The research was supported in part by the Health Resources and Services Administration (contract 234-2005-370011C).
Other Johns Hopkins researchers contributing to the study include George Arnaoutakis, M.D.; Jonathan B. Orens, M.D.; and Roy G. Brower, M.D.
For more information:
Johns Hopkins Medicine (JHM), headquartered in Baltimore, Maryland, is a $6.5 billion integrated global health enterprise and one of the leading health care systems in the United States. JHM unites physicians and scientists of the Johns Hopkins University School of Medicine with the organizations, health professionals and facilities of the Johns Hopkins Hospital and Health System. JHM's mission is to improve the health of the community and the world by setting the standard of excellence in medical education, research and clinical care. Diverse and inclusive, JHM educates medical students, scientists, health care professionals and the public; conducts biomedical research; and provides patient-centered medicine to prevent, diagnose and treat human illness. JHM operates six academic and community hospitals, four suburban health care and surgery centers, and more than 30 primary health care outpatient sites. The Johns Hopkins Hospital, opened in 1889, was ranked number one in the nation from 1990 to 2011 by U.S. News & World Report.
If you would rather not receive future communications from Johns Hopkins Medicine, let us know by clicking here.
Johns Hopkins Medicine, 901 South Bond St., Suite 550, Baltimore, MD 21231 United States
Media Relations and Public AffairsMedia Contact: Stephanie Desmon
Stephanie Desmon | EurekAlert!
'Living bandages': NUST MISIS scientists develop biocompatible anti-burn nanofibers
16.02.2018 | National University of Science and Technology MISIS
New process allows tailor-made malaria research
16.02.2018 | Eberhard Karls Universität Tübingen
For the first time, a team of researchers at the Max-Planck Institute (MPI) for Polymer Research in Mainz, Germany, has succeeded in making an integrated circuit (IC) from just a monolayer of a semiconducting polymer via a bottom-up, self-assembly approach.
In the self-assembly process, the semiconducting polymer arranges itself into an ordered monolayer in a transistor.
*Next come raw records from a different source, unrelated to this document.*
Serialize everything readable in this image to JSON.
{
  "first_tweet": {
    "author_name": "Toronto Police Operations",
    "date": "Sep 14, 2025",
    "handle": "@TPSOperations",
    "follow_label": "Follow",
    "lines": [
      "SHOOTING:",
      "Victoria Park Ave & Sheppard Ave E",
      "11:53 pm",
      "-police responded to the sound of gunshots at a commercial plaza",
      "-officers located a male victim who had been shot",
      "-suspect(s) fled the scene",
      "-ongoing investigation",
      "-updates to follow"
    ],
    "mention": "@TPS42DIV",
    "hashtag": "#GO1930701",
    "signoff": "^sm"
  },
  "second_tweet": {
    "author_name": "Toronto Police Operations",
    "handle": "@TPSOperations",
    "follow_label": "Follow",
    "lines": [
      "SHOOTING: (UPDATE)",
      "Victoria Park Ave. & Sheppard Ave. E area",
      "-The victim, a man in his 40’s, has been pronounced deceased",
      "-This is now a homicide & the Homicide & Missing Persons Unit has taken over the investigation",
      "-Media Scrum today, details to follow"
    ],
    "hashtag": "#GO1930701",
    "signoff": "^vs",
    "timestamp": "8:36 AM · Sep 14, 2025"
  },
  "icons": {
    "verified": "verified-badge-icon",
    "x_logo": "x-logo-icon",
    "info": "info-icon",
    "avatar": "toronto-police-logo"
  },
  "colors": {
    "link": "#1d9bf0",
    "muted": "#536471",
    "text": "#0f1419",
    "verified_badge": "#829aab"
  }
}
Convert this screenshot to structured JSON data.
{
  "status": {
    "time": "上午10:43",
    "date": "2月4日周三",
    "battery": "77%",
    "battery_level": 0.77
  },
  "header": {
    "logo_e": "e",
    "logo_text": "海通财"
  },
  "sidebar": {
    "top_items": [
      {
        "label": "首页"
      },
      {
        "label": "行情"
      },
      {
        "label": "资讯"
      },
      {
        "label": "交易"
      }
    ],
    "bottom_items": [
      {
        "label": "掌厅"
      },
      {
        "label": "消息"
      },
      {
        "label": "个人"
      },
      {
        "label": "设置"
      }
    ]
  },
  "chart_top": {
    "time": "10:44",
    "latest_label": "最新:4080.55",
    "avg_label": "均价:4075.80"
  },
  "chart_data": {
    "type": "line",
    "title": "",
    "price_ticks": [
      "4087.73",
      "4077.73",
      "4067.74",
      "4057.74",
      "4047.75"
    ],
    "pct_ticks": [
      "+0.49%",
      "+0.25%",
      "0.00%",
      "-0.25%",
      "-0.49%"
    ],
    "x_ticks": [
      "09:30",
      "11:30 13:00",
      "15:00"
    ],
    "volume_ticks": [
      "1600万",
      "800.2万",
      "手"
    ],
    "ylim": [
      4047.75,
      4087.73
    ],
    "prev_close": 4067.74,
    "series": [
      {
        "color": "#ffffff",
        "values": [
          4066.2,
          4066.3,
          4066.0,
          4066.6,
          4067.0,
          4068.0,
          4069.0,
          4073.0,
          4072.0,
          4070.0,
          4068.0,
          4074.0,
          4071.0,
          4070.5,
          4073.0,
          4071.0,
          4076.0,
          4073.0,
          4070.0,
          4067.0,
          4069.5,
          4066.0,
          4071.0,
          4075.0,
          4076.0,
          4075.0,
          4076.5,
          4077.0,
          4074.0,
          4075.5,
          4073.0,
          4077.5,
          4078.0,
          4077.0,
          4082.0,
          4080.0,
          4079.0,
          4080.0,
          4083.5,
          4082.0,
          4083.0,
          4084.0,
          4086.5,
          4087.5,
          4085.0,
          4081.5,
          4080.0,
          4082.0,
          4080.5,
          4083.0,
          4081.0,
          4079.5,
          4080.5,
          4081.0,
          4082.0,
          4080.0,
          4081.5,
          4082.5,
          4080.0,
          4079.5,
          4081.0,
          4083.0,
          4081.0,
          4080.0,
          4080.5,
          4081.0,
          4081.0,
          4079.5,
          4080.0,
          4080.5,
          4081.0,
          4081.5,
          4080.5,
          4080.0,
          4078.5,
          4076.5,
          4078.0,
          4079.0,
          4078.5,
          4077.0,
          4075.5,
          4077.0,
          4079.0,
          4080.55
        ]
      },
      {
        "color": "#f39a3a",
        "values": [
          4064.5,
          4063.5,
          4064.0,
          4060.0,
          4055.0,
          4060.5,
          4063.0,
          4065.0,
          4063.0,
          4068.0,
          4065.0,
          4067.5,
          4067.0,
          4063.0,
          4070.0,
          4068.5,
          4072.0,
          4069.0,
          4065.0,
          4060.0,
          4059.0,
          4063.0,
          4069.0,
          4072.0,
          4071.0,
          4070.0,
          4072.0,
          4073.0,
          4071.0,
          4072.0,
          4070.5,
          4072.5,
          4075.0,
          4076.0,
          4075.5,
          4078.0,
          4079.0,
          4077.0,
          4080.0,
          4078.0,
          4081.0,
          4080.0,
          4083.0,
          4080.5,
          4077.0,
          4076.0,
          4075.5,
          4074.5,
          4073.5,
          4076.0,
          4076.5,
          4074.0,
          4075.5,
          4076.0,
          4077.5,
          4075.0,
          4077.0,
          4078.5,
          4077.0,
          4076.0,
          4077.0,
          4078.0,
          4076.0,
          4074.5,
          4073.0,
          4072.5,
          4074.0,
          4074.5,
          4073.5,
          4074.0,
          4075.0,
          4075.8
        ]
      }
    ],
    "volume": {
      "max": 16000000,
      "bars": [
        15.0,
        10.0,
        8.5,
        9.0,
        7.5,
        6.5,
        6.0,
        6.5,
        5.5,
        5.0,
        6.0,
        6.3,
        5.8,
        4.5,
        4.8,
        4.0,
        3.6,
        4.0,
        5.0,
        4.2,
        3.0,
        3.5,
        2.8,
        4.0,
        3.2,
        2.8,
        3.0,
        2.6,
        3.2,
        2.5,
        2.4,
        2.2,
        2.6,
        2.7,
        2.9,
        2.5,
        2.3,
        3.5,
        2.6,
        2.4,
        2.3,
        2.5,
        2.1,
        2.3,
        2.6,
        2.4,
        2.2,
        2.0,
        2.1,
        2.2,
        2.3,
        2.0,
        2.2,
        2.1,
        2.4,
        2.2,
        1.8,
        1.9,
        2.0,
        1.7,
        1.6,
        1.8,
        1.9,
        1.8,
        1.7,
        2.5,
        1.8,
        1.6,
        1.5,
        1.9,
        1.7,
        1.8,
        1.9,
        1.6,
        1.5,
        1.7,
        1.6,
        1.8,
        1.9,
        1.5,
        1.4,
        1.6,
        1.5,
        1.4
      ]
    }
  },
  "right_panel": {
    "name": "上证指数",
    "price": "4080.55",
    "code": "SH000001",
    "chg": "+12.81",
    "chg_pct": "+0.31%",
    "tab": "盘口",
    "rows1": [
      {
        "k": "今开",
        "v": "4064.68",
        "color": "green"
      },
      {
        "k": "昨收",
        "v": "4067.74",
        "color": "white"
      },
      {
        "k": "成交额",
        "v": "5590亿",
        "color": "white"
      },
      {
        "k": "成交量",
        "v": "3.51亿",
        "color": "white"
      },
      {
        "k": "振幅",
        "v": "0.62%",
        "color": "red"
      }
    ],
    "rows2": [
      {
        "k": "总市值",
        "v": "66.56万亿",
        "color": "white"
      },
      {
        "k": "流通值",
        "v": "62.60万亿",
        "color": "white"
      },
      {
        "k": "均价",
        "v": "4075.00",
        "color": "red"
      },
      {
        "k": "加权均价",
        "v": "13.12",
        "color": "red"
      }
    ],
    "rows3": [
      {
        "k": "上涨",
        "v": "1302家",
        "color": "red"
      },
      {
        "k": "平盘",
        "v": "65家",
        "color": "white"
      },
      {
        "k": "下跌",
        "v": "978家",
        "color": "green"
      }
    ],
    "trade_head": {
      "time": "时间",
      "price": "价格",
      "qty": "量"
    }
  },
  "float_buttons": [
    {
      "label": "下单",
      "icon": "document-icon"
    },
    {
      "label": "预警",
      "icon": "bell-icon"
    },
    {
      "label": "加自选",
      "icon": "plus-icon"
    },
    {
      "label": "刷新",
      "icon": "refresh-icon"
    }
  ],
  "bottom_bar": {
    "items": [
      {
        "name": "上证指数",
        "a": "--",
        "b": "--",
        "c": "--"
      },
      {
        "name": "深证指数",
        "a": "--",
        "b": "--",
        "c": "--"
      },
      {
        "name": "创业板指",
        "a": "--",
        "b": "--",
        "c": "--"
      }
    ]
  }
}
The transistors are binary switches used...
Breakthrough provides a new concept of the design of molecular motors, sensors and electricity generators at nanoscale
Researchers from the Institute of Organic Chemistry and Biochemistry of the CAS (IOCB Prague), Institute of Physics of the CAS (IP CAS) and Palacký University...
For photographers and scientists, lenses are lifesavers. They reflect and refract light, making possible the imaging systems that drive discovery through the microscope and preserve history through cameras.
But today's glass-based lenses are bulky and resist miniaturization. Next-generation technologies, such as ultrathin cameras or tiny microscopes, require...
Scientists from the University of Zurich have succeeded for the first time in tracking individual stem cells and their neuronal progeny over months within the intact adult brain. This study sheds light on how new neurons are produced throughout life.
The generation of new nerve cells was once thought to taper off at the end of embryonic development. However, recent research has shown that the adult brain...
Theoretical physicists propose to use negative interference to control heat flow in quantum devices. Study published in Physical Review Letters
Quantum computer parts are sensitive and need to be cooled to very low temperatures. Their tiny size makes them particularly susceptible to a temperature...
15.02.2018 | Event News
13.02.2018 | Event News
12.02.2018 | Event News
19.02.2018 | Information Technology
19.02.2018 | Ecology, The Environment and Conservation
19.02.2018 | Life Sciences